Source data:
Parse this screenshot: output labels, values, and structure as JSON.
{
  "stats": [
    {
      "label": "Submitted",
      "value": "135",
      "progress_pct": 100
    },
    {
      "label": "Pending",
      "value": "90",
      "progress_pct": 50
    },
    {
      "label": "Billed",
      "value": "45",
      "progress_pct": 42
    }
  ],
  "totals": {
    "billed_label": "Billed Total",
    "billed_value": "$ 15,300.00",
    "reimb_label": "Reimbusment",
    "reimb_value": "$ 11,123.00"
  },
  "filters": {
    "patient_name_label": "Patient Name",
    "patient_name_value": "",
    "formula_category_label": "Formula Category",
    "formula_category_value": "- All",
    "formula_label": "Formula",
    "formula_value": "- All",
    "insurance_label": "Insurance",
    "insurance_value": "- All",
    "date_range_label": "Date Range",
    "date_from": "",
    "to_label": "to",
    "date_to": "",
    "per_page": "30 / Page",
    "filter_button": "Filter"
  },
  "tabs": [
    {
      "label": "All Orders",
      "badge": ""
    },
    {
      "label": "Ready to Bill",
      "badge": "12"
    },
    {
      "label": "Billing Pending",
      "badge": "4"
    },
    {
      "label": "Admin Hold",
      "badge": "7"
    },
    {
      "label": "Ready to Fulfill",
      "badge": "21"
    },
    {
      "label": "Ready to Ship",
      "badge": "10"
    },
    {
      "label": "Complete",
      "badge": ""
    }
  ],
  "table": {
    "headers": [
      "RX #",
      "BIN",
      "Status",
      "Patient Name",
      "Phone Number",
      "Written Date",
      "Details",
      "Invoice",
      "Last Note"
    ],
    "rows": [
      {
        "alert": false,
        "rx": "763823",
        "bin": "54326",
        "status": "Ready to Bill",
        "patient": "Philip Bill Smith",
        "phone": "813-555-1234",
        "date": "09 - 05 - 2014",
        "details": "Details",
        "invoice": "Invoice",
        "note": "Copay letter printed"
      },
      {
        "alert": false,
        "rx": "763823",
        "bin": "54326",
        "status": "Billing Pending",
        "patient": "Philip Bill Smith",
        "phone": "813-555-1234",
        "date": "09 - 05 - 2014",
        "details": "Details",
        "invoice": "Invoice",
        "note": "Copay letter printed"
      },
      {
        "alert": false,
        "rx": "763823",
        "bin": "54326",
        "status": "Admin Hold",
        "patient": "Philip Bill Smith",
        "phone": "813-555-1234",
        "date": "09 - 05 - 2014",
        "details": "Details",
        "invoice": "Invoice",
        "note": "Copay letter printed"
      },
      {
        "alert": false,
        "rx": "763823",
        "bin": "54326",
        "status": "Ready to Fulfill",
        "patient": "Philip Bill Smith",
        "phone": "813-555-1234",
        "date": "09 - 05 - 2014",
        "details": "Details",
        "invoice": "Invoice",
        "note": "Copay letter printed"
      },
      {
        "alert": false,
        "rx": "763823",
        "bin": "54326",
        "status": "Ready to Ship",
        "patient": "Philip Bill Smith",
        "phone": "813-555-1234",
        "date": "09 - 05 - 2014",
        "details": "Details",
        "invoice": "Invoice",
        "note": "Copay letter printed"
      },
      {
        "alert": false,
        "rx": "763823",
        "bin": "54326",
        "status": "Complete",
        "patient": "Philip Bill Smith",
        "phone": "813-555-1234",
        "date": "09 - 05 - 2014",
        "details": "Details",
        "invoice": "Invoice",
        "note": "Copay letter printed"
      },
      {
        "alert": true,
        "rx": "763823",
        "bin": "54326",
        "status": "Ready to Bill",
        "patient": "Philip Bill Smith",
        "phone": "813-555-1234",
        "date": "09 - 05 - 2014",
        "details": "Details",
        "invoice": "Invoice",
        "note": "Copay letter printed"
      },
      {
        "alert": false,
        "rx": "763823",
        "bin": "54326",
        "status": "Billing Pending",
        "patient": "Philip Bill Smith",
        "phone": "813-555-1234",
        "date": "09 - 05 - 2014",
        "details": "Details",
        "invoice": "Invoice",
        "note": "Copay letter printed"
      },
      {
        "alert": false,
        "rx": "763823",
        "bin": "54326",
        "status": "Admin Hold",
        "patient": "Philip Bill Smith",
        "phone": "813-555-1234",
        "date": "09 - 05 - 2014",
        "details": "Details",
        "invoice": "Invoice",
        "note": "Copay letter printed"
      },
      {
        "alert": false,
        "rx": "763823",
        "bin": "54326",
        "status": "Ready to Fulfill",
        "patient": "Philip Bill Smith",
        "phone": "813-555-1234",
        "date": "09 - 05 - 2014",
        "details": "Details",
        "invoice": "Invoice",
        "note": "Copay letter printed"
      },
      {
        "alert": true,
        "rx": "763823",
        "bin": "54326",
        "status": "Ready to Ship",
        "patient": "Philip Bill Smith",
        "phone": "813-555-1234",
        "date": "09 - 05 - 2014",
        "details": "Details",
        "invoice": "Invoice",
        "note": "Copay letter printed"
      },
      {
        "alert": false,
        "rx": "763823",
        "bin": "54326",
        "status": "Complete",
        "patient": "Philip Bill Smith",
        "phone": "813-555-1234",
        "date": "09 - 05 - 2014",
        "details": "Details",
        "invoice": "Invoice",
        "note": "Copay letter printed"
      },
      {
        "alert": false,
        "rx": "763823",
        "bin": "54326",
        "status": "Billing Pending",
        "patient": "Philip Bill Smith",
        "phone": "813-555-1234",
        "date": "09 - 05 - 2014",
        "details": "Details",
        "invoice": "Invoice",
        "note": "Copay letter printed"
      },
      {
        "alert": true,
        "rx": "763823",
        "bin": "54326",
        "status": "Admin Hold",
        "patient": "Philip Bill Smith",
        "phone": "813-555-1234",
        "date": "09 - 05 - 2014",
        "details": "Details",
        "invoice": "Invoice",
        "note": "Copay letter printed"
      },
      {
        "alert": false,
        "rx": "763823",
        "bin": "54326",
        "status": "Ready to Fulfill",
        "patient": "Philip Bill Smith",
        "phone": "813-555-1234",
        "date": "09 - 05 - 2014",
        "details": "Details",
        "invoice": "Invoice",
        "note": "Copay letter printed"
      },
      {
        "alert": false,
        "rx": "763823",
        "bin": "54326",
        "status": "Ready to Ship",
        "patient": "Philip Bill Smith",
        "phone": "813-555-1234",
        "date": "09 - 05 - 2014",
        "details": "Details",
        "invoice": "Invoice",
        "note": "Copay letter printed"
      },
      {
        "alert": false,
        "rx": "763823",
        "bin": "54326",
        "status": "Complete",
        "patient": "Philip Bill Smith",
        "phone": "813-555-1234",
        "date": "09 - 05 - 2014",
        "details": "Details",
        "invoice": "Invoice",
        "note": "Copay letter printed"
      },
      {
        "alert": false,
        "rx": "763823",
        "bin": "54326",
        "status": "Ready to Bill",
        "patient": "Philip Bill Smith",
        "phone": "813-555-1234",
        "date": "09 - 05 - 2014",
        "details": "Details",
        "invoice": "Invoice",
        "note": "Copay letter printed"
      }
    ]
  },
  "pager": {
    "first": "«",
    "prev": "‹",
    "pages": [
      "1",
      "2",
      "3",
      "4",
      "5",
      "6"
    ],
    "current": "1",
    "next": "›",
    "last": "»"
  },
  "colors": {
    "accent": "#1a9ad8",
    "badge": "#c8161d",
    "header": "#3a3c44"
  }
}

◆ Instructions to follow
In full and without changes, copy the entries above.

◆ Result for this exercise
Parse this screenshot: output labels, values, and structure as JSON.
{
  "stats": [
    {
      "label": "Submitted",
      "value": "135",
      "progress_pct": 100
    },
    {
      "label": "Pending",
      "value": "90",
      "progress_pct": 50
    },
    {
      "label": "Billed",
      "value": "45",
      "progress_pct": 42
    }
  ],
  "totals": {
    "billed_label": "Billed Total",
    "billed_value": "$ 15,300.00",
    "reimb_label": "Reimbusment",
    "reimb_value": "$ 11,123.00"
  },
  "filters": {
    "patient_name_label": "Patient Name",
    "patient_name_value": "",
    "formula_category_label": "Formula Category",
    "formula_category_value": "- All",
    "formula_label": "Formula",
    "formula_value": "- All",
    "insurance_label": "Insurance",
    "insurance_value": "- All",
    "date_range_label": "Date Range",
    "date_from": "",
    "to_label": "to",
    "date_to": "",
    "per_page": "30 / Page",
    "filter_button": "Filter"
  },
  "tabs": [
    {
      "label": "All Orders",
      "badge": ""
    },
    {
      "label": "Ready to Bill",
      "badge": "12"
    },
    {
      "label": "Billing Pending",
      "badge": "4"
    },
    {
      "label": "Admin Hold",
      "badge": "7"
    },
    {
      "label": "Ready to Fulfill",
      "badge": "21"
    },
    {
      "label": "Ready to Ship",
      "badge": "10"
    },
    {
      "label": "Complete",
      "badge": ""
    }
  ],
  "table": {
    "headers": [
      "RX #",
      "BIN",
      "Status",
      "Patient Name",
      "Phone Number",
      "Written Date",
      "Details",
      "Invoice",
      "Last Note"
    ],
    "rows": [
      {
        "alert": false,
        "rx": "763823",
        "bin": "54326",
        "status": "Ready to Bill",
        "patient": "Philip Bill Smith",
        "phone": "813-555-1234",
        "date": "09 - 05 - 2014",
        "details": "Details",
        "invoice": "Invoice",
        "note": "Copay letter printed"
      },
      {
        "alert": false,
        "rx": "763823",
        "bin": "54326",
        "status": "Billing Pending",
        "patient": "Philip Bill Smith",
        "phone": "813-555-1234",
        "date": "09 - 05 - 2014",
        "details": "Details",
        "invoice": "Invoice",
        "note": "Copay letter printed"
      },
      {
        "alert": false,
        "rx": "763823",
        "bin": "54326",
        "status": "Admin Hold",
        "patient": "Philip Bill Smith",
        "phone": "813-555-1234",
        "date": "09 - 05 - 2014",
        "details": "Details",
        "invoice": "Invoice",
        "note": "Copay letter printed"
      },
      {
        "alert": false,
        "rx": "763823",
        "bin": "54326",
        "status": "Ready to Fulfill",
        "patient": "Philip Bill Smith",
        "phone": "813-555-1234",
        "date": "09 - 05 - 2014",
        "details": "Details",
        "invoice": "Invoice",
        "note": "Copay letter printed"
      },
      {
        "alert": false,
        "rx": "763823",
        "bin": "54326",
        "status": "Ready to Ship",
        "patient": "Philip Bill Smith",
        "phone": "813-555-1234",
        "date": "09 - 05 - 2014",
        "details": "Details",
        "invoice": "Invoice",
        "note": "Copay letter printed"
      },
      {
        "alert": false,
        "rx": "763823",
        "bin": "54326",
        "status": "Complete",
        "patient": "Philip Bill Smith",
        "phone": "813-555-1234",
        "date": "09 - 05 - 2014",
        "details": "Details",
        "invoice": "Invoice",
        "note": "Copay letter printed"
      },
      {
        "alert": true,
        "rx": "763823",
        "bin": "54326",
        "status": "Ready to Bill",
        "patient": "Philip Bill Smith",
        "phone": "813-555-1234",
        "date": "09 - 05 - 2014",
        "details": "Details",
        "invoice": "Invoice",
        "note": "Copay letter printed"
      },
      {
        "alert": false,
        "rx": "763823",
        "bin": "54326",
        "status": "Billing Pending",
        "patient": "Philip Bill Smith",
        "phone": "813-555-1234",
        "date": "09 - 05 - 2014",
        "details": "Details",
        "invoice": "Invoice",
        "note": "Copay letter printed"
      },
      {
        "alert": false,
        "rx": "763823",
        "bin": "54326",
        "status": "Admin Hold",
        "patient": "Philip Bill Smith",
        "phone": "813-555-1234",
        "date": "09 - 05 - 2014",
        "details": "Details",
        "invoice": "Invoice",
        "note": "Copay letter printed"
      },
      {
        "alert": false,
        "rx": "763823",
        "bin": "54326",
        "status": "Ready to Fulfill",
        "patient": "Philip Bill Smith",
        "phone": "813-555-1234",
        "date": "09 - 05 - 2014",
        "details": "Details",
        "invoice": "Invoice",
        "note": "Copay letter printed"
      },
      {
        "alert": true,
        "rx": "763823",
        "bin": "54326",
        "status": "Ready to Ship",
        "patient": "Philip Bill Smith",
        "phone": "813-555-1234",
        "date": "09 - 05 - 2014",
        "details": "Details",
        "invoice": "Invoice",
        "note": "Copay letter printed"
      },
      {
        "alert": false,
        "rx": "763823",
        "bin": "54326",
        "status": "Complete",
        "patient": "Philip Bill Smith",
        "phone": "813-555-1234",
        "date": "09 - 05 - 2014",
        "details": "Details",
        "invoice": "Invoice",
        "note": "Copay letter printed"
      },
      {
        "alert": false,
        "rx": "763823",
        "bin": "54326",
        "status": "Billing Pending",
        "patient": "Philip Bill Smith",
        "phone": "813-555-1234",
        "date": "09 - 05 - 2014",
        "details": "Details",
        "invoice": "Invoice",
        "note": "Copay letter printed"
      },
      {
        "alert": true,
        "rx": "763823",
        "bin": "54326",
        "status": "Admin Hold",
        "patient": "Philip Bill Smith",
        "phone": "813-555-1234",
        "date": "09 - 05 - 2014",
        "details": "Details",
        "invoice": "Invoice",
        "note": "Copay letter printed"
      },
      {
        "alert": false,
        "rx": "763823",
        "bin": "54326",
        "status": "Ready to Fulfill",
        "patient": "Philip Bill Smith",
        "phone": "813-555-1234",
        "date": "09 - 05 - 2014",
        "details": "Details",
        "invoice": "Invoice",
        "note": "Copay letter printed"
      },
      {
        "alert": false,
        "rx": "763823",
        "bin": "54326",
        "status": "Ready to Ship",
        "patient": "Philip Bill Smith",
        "phone": "813-555-1234",
        "date": "09 - 05 - 2014",
        "details": "Details",
        "invoice": "Invoice",
        "note": "Copay letter printed"
      },
      {
        "alert": false,
        "rx": "763823",
        "bin": "54326",
        "status": "Complete",
        "patient": "Philip Bill Smith",
        "phone": "813-555-1234",
        "date": "09 - 05 - 2014",
        "details": "Details",
        "invoice": "Invoice",
        "note": "Copay letter printed"
      },
      {
        "alert": false,
        "rx": "763823",
        "bin": "54326",
        "status": "Ready to Bill",
        "patient": "Philip Bill Smith",
        "phone": "813-555-1234",
        "date": "09 - 05 - 2014",
        "details": "Details",
        "invoice": "Invoice",
        "note": "Copay letter printed"
      }
    ]
  },
  "pager": {
    "first": "«",
    "prev": "‹",
    "pages": [
      "1",
      "2",
      "3",
      "4",
      "5",
      "6"
    ],
    "current": "1",
    "next": "›",
    "last": "»"
  },
  "colors": {
    "accent": "#1a9ad8",
    "badge": "#c8161d",
    "header": "#3a3c44"
  }
}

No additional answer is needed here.